“It has to be worth our while,” Kathleen said. “Or there’s no point in leaving the house that we have. So it’s just hard to decide what to do. Even the entry-level houses, they are close to half a million dollars.”
They also see the effects on co-workers. Kathleen noted that several school district employees were either forced out of their homes or are leveraged to the hilt, to the point that “they don’t really go anywhere or do anything because their house payment is really high.”
Greg affirms, “I’d say the majority of our labor force comes from a different area, because they can’t afford to live up here,” he said. They come here “just for the jobs but really have no hope in trying to buy in up here, because of the prices.”
The Jensen kids have proposed a unique solution. “All of my children have talked about ‘hey, what if we just build a compound; smaller houses on a big lot, and we could all live together,’” Kathleen said. “And I thought that’d be kind of cool … maybe.”
Meanwhile, the Jensens feel they are lucky that they can wait and see. “We’ll just see what happens, go through another winter,” Greg said. “We’re ready— we got firewood.”
Sunnyside boat mechanic
Earlier this year, Jared was living in a rundown A-frame on Timberland Lane, around the corner from where he works in Sunnyside. “The pipes were leaky, the deck was so rotted out one of my roommates fell through it — it was your typical rundown Tahoe house,” he said. “What they called the fourth bedroom was actually a tiny loft — the only person who could live there was a girl we know who’s five-foot-two.”
Still, he said it was a good deal by Tahoe standards, at $1,850 a month. It was a one-year lease that had been renewed once, but then Jared said the owners decided to let the lease run out and convert the home to an Airbnb vacation rental.
“It took them a year and a half to fix the giant hole in the deck where my roommate fell through, but now they’ve done it up real nice,” Jared said.

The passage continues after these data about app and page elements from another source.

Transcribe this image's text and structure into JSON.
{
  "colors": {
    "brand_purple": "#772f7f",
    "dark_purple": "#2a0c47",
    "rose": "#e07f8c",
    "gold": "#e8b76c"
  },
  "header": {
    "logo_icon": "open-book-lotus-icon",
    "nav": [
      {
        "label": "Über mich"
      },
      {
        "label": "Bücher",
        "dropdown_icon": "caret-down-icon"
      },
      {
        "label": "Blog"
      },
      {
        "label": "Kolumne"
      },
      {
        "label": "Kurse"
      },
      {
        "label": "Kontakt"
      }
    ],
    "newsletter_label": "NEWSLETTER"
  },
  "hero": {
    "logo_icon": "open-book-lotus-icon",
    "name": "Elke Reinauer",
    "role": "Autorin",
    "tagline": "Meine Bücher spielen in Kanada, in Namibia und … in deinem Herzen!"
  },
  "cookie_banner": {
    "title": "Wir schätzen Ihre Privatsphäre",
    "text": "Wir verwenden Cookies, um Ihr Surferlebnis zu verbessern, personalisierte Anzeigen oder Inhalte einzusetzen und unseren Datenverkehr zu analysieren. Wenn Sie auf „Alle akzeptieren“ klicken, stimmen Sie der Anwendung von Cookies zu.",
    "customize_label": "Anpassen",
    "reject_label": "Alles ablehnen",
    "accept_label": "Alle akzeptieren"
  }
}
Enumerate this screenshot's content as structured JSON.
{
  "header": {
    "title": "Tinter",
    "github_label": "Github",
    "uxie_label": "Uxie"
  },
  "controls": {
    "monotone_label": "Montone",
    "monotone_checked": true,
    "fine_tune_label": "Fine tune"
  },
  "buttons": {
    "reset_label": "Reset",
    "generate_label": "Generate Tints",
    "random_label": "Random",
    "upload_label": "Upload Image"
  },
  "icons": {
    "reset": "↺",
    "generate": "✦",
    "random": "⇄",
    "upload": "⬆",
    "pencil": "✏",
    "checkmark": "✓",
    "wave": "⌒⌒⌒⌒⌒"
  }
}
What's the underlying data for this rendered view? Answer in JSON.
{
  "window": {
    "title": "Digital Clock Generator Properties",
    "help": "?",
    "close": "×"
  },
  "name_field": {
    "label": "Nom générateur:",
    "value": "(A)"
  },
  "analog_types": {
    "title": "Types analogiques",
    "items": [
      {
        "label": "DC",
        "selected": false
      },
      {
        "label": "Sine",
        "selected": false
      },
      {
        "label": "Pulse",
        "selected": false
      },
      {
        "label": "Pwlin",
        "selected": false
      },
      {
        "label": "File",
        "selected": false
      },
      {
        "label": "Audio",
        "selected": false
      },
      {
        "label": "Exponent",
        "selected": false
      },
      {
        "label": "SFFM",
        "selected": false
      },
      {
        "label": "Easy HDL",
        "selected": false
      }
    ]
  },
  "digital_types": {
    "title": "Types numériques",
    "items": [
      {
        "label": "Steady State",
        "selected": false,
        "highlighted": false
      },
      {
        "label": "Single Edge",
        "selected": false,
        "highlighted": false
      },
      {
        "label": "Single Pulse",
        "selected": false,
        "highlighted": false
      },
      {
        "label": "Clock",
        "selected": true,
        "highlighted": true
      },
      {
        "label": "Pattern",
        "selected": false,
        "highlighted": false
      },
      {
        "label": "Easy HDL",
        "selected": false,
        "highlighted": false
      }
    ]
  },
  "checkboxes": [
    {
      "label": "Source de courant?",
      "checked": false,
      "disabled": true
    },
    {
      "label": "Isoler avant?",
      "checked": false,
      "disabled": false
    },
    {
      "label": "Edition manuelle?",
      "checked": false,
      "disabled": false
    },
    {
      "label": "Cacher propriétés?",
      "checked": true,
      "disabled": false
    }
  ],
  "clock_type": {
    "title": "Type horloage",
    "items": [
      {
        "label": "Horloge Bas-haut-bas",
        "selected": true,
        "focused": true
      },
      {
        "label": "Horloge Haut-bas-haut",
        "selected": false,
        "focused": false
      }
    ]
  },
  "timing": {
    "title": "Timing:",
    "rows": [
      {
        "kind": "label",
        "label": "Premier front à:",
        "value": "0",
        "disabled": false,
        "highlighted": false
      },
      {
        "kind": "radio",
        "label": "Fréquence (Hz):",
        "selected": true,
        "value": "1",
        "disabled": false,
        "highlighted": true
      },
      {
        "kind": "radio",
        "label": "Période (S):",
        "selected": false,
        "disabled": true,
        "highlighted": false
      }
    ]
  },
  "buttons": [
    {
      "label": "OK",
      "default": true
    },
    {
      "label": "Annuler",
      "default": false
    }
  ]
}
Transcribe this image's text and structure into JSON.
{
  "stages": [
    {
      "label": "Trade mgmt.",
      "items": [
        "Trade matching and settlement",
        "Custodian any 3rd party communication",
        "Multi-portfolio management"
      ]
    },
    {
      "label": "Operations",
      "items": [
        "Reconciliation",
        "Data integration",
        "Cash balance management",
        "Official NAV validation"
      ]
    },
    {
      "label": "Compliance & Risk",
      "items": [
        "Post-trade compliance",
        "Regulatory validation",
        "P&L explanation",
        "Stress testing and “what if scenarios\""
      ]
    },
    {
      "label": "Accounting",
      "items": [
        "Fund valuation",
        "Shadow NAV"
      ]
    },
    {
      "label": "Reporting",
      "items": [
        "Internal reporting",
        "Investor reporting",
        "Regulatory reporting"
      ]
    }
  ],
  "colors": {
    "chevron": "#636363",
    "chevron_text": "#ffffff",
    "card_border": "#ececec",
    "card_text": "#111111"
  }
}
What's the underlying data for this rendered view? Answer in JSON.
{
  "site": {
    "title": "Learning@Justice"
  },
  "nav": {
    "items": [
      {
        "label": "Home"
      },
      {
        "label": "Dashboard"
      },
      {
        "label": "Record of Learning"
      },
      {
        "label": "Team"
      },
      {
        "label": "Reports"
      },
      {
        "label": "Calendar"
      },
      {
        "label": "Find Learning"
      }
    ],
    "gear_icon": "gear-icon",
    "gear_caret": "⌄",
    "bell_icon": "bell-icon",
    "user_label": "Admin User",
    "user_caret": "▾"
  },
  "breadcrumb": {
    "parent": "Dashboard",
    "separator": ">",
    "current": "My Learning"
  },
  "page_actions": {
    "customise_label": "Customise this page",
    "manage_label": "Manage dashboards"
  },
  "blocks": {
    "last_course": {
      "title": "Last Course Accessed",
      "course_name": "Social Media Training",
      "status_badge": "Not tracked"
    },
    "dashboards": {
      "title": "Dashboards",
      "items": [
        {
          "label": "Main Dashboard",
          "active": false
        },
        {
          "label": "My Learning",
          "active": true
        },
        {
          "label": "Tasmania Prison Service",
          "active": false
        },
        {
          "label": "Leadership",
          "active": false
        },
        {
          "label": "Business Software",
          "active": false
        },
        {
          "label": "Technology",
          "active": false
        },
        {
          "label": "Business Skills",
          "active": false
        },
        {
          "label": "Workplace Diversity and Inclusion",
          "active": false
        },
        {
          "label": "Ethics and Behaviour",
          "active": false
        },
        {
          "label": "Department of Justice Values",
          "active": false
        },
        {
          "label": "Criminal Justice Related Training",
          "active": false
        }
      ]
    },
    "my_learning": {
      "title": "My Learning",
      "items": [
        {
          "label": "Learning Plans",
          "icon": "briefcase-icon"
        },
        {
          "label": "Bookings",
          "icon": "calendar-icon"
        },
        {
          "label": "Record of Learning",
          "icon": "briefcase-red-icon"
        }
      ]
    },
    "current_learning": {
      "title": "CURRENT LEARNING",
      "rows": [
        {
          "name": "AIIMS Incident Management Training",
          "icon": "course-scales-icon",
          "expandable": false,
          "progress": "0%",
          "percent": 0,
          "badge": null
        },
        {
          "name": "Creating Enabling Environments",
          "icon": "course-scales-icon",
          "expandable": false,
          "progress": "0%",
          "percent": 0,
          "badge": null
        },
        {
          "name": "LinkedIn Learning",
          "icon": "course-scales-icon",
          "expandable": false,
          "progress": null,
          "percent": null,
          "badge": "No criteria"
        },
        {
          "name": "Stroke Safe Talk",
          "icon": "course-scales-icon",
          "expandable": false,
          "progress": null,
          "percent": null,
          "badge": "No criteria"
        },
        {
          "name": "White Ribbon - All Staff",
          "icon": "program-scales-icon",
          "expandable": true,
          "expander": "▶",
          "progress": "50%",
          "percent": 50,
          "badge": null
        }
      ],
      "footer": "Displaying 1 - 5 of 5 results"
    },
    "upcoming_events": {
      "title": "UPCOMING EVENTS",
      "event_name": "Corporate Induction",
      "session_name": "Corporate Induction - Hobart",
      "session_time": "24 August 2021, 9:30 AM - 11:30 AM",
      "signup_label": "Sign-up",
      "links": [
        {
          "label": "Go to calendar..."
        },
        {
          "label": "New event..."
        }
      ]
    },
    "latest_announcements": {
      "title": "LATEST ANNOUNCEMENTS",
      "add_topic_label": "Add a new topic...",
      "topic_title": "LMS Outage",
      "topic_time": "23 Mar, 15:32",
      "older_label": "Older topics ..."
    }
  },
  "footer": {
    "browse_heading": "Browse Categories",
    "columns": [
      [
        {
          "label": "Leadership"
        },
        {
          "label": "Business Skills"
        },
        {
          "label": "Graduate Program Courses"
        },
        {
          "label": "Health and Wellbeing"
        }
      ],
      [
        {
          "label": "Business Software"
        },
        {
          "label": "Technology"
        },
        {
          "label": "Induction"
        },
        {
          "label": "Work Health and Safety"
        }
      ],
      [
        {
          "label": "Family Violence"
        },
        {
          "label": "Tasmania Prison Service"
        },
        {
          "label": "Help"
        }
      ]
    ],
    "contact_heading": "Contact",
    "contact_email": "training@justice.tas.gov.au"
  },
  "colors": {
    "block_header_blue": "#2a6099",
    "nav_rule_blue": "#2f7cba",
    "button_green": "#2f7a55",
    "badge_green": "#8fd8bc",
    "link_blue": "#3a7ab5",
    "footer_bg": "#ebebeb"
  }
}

A search on Airbnb reveals that the house now rents for $250 a night, which means the owners can now make in about a week what Fournier used to pay them each month. He’s now subletting a room from a friend who’s on vacation, and has until the first week in November to plot his next move. “I just keep looking on Craigslist, but there’s nothing — and then you see so many vacation rentals around everywhere,” he said. “A lot of them sit empty a lot and you’d think they would want to get guaranteed money every month, but that doesn’t seem to be the case.”
At 35, Jared would like to move past living with roommates, but that’s been tough to do. “I have two good jobs, here at Sunnyside in the summer and at Alpine and Squaw in the winter,“ he said. “But it’s really hard to find something I can afford on my own.”